In taking center stage, Chuang, 40, has come a long way since he, Coleman, and Edward Scott founded BEA in 1995. When they opened for business in a tiny office in gritty East Palo Alto, Calif., they figured Coleman would be the chief exec, the man with the big ideas and great contacts all over Corporate America. Scott, now retired, was the sales guy. And Chuang, who rose through the ranks as an information-systems specialist at Sun Microsystems, would be the tech guru, the guy who spotted technology trends and made sure BEA stayed ahead of them.
A father of two, Chuang was born in Hong Kong to a wealthy family. He left at 13 to attend St. Andrew's, an exclusive prep school near Toronto, and he later attended the University of San Francisco.

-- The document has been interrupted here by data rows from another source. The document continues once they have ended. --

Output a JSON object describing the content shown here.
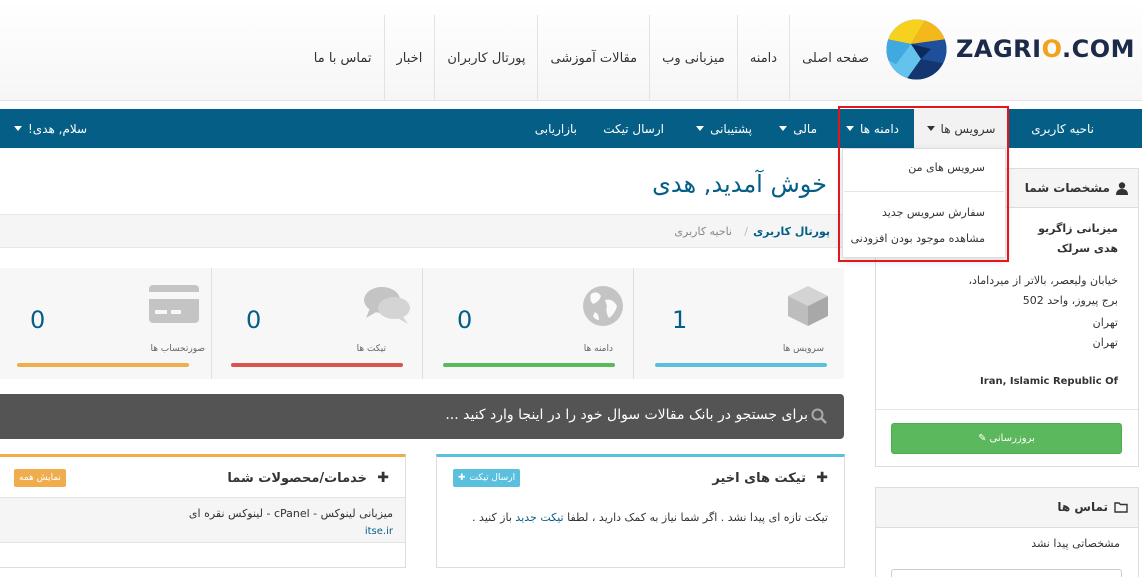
{
  "logo": {
    "text_main": "ZAGRI",
    "text_o": "O",
    "text_tail": ".COM"
  },
  "top_nav": [
    "صفحه اصلی",
    "دامنه",
    "میزبانی وب",
    "مقالات آموزشی",
    "پورتال کاربران",
    "اخبار",
    "تماس با ما"
  ],
  "main_nav": {
    "client_area": "ناحیه کاربری",
    "services": "سرویس ها",
    "domains": "دامنه ها",
    "billing": "مالی",
    "support": "پشتیبانی",
    "open_ticket": "ارسال تیکت",
    "affiliates": "بازاریابی",
    "hello_user": "سلام, هدی!"
  },
  "services_dropdown": {
    "my_services": "سرویس های من",
    "order_new": "سفارش سرویس جدید",
    "addons": "مشاهده موجود بودن افزودنی"
  },
  "page": {
    "title": "خوش آمدید, هدی",
    "breadcrumb": [
      "پورتال کاربری",
      "ناحیه کاربری"
    ]
  },
  "stats": [
    {
      "label": "سرویس ها",
      "value": "1",
      "icon": "cube-icon",
      "color": "#5bc0de"
    },
    {
      "label": "دامنه ها",
      "value": "0",
      "icon": "globe-icon",
      "color": "#5cb85c"
    },
    {
      "label": "تیکت ها",
      "value": "0",
      "icon": "comments-icon",
      "color": "#d9534f"
    },
    {
      "label": "صورتحساب ها",
      "value": "0",
      "icon": "credit-card-icon",
      "color": "#f0ad4e"
    }
  ],
  "search": {
    "placeholder": "برای جستجو در بانک مقالات سوال خود را در اینجا وارد کنید ..."
  },
  "tickets_panel": {
    "title": "تیکت های اخیر",
    "button": "ارسال تیکت",
    "message_start": "تیکت تازه ای پیدا نشد . اگر شما نیاز به کمک دارید ، لطفا",
    "message_link": "تیکت جدید",
    "message_end": "باز کنید .",
    "accent": "#5bc0de"
  },
  "products_panel": {
    "title": "خدمات/محصولات شما",
    "button": "نمایش همه",
    "item_name": "میزبانی لینوکس - cPanel - لینوکس نقره ای",
    "item_domain": "itse.ir",
    "accent": "#f0ad4e"
  },
  "profile_panel": {
    "title": "مشخصات شما",
    "company": "میزبانی زاگریو",
    "name": "هدی سرلک",
    "address1": "خیابان ولیعصر، بالاتر از میرداماد،",
    "address2": "برج پیروز، واحد 502",
    "city": "تهران",
    "state": "تهران",
    "country": "Iran, Islamic Republic Of",
    "update_button": "بروزرسانی"
  },
  "contacts_panel": {
    "title": "تماس ها",
    "empty": "مشخصاتی پیدا نشد"
  },
  "colors": {
    "nav_blue": "#055e86",
    "highlight_red": "#e3151d",
    "green": "#5cb85c"
  }
}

It was there that -- much to the chagrin of parents who wanted him to go into law or medicine -- he fell in love with computers. "I couldn't go into medicine," says Chuang. "To be a doctor you'd have to deal with people."
STANDUP GUY. After graduating from USF in 1982, he earned a master's in computer science at the University of California and was well on his may to a doctorate when the economic realities of academia hit him. "I went for an interview for an assistant professor job at the University of Iowa," remembers Chuang. "Then I realized you make about $21,000 per year."
Not long after, he took a job with Sun, where he met Coleman. Chuang quickly rose through the executive ranks but had difficulty dealing with people. Desperate to get more comfortable, he took standup comedy classes at a small Silicon Valley comedy club for nearly a year. "I think that was maybe the best thing I did for my career," he says. He admires the moxie of comedians who put it all on the line every night, ready to be booed if they're not funny.
Still, perhaps Chuang's greatest challenge -- other than fighting off rough and tumble competition -- is overcoming the belief that his mentor, Coleman, is still calling the shots. "I think maybe the perception for a long time was that I was sort of like Alfred's big brother," says Coleman. "I don't think anyone would say that now." Kerstetter covers software from BusinessWeek's San Mateo bureau